European Law Journal, Forthcoming
29 Pages Posted: 29 May 2010 Last revised: 22 Jun 2011
Date Written: May 28, 2011
In the EU there is an internal market in which there is free movement of goods. The effects of internal market law are very wide because of the focus on economic integration. Every aspect of national law is potentially subject to the influence of EU law. This includes the application of internal market law to areas of property law that is usually considered a purely national competence.
In the area of movable property law – surprisingly – there have been no actual cases. When a property right is created in one Member State and the object on which it was created is moved to another Member State, the rules of private international law in combination with the application of national property law, which adheres to a closed system of property rights, will result in a loss of right. This is a substantial hindrance to intra-Union trade. Recent developments in the case law on the free movement of goods merit renewed attention to these types of fact patterns. With a market access test, our argument of application of EU law becomes stronger. The ECJ might pass judgment on private international law and national property law advancing the creation of a European property law.
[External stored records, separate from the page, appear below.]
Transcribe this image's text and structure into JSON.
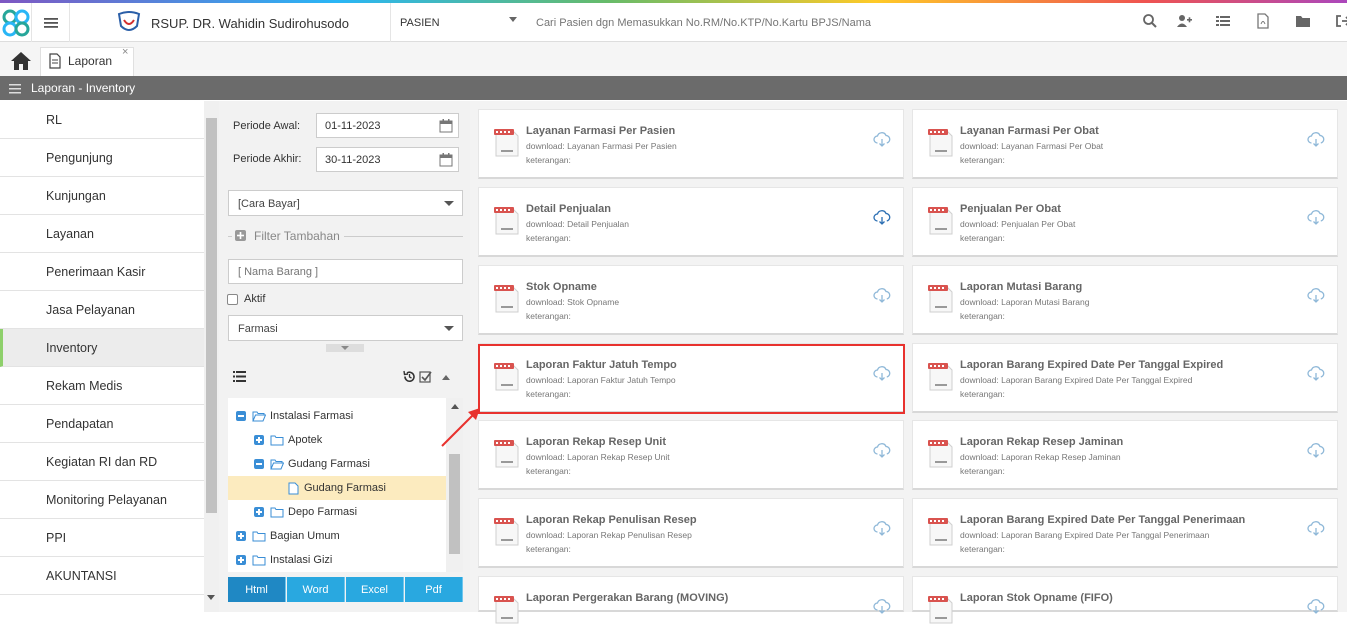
{
  "app": {
    "hospital_name": "RSUP. DR. Wahidin Sudirohusodo"
  },
  "search": {
    "category": "PASIEN",
    "placeholder": "Cari Pasien dgn Memasukkan No.RM/No.KTP/No.Kartu BPJS/Nama"
  },
  "tabs": [
    {
      "label": "Laporan",
      "close": "×"
    }
  ],
  "header": {
    "title": "Laporan - Inventory"
  },
  "sidebar": {
    "items": [
      {
        "label": "RL"
      },
      {
        "label": "Pengunjung"
      },
      {
        "label": "Kunjungan"
      },
      {
        "label": "Layanan"
      },
      {
        "label": "Penerimaan Kasir"
      },
      {
        "label": "Jasa Pelayanan"
      },
      {
        "label": "Inventory"
      },
      {
        "label": "Rekam Medis"
      },
      {
        "label": "Pendapatan"
      },
      {
        "label": "Kegiatan RI dan RD"
      },
      {
        "label": "Monitoring Pelayanan"
      },
      {
        "label": "PPI"
      },
      {
        "label": "AKUNTANSI"
      }
    ]
  },
  "filters": {
    "periode_awal_label": "Periode Awal:",
    "periode_awal_value": "01-11-2023",
    "periode_akhir_label": "Periode Akhir:",
    "periode_akhir_value": "30-11-2023",
    "cara_bayar": "[Cara Bayar]",
    "filter_tambahan": "Filter Tambahan",
    "nama_barang_placeholder": "[ Nama Barang ]",
    "aktif_label": "Aktif",
    "depo": "Farmasi"
  },
  "tree": [
    {
      "label": "Instalasi Farmasi"
    },
    {
      "label": "Apotek"
    },
    {
      "label": "Gudang Farmasi"
    },
    {
      "label": "Gudang Farmasi"
    },
    {
      "label": "Depo Farmasi"
    },
    {
      "label": "Bagian Umum"
    },
    {
      "label": "Instalasi Gizi"
    }
  ],
  "export_buttons": [
    {
      "label": "Html"
    },
    {
      "label": "Word"
    },
    {
      "label": "Excel"
    },
    {
      "label": "Pdf"
    }
  ],
  "reports": [
    {
      "title": "Layanan Farmasi Per Pasien",
      "download": "download: Layanan Farmasi Per Pasien",
      "ket": "keterangan:"
    },
    {
      "title": "Layanan Farmasi Per Obat",
      "download": "download: Layanan Farmasi Per Obat",
      "ket": "keterangan:"
    },
    {
      "title": "Detail Penjualan",
      "download": "download: Detail Penjualan",
      "ket": "keterangan:"
    },
    {
      "title": "Penjualan Per Obat",
      "download": "download: Penjualan Per Obat",
      "ket": "keterangan:"
    },
    {
      "title": "Stok Opname",
      "download": "download: Stok Opname",
      "ket": "keterangan:"
    },
    {
      "title": "Laporan Mutasi Barang",
      "download": "download: Laporan Mutasi Barang",
      "ket": "keterangan:"
    },
    {
      "title": "Laporan Faktur Jatuh Tempo",
      "download": "download: Laporan Faktur Jatuh Tempo",
      "ket": "keterangan:"
    },
    {
      "title": "Laporan Barang Expired Date Per Tanggal Expired",
      "download": "download: Laporan Barang Expired Date Per Tanggal Expired",
      "ket": "keterangan:"
    },
    {
      "title": "Laporan Rekap Resep Unit",
      "download": "download: Laporan Rekap Resep Unit",
      "ket": "keterangan:"
    },
    {
      "title": "Laporan Rekap Resep Jaminan",
      "download": "download: Laporan Rekap Resep Jaminan",
      "ket": "keterangan:"
    },
    {
      "title": "Laporan Rekap Penulisan Resep",
      "download": "download: Laporan Rekap Penulisan Resep",
      "ket": "keterangan:"
    },
    {
      "title": "Laporan Barang Expired Date Per Tanggal Penerimaan",
      "download": "download: Laporan Barang Expired Date Per Tanggal Penerimaan",
      "ket": "keterangan:"
    },
    {
      "title": "Laporan Pergerakan Barang (MOVING)",
      "download": "",
      "ket": ""
    },
    {
      "title": "Laporan Stok Opname (FIFO)",
      "download": "",
      "ket": ""
    }
  ],
  "colors": {
    "accent": "#29a8e0",
    "highlight": "#e8322e",
    "header": "#6b6b6b",
    "selected": "#fcebbf"
  },
  "icons": {
    "file": "pdf-file-icon",
    "download": "cloud-download-icon"
  }
}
Keywords: European Property Law, Free Movement of Goods, (mutual) recognition of property rights
Suggested Citation: Suggested Citation
Akkermans, Bram and Ramaekers, Eveline, Free Movement of Goods and Property Law (May 28, 2011). European Law Journal, Forthcoming. Available at SSRN: https://ssrn.com/abstract=1617182 or http://dx.doi.org/10.2139/ssrn.1617182
By Sjef Van Erp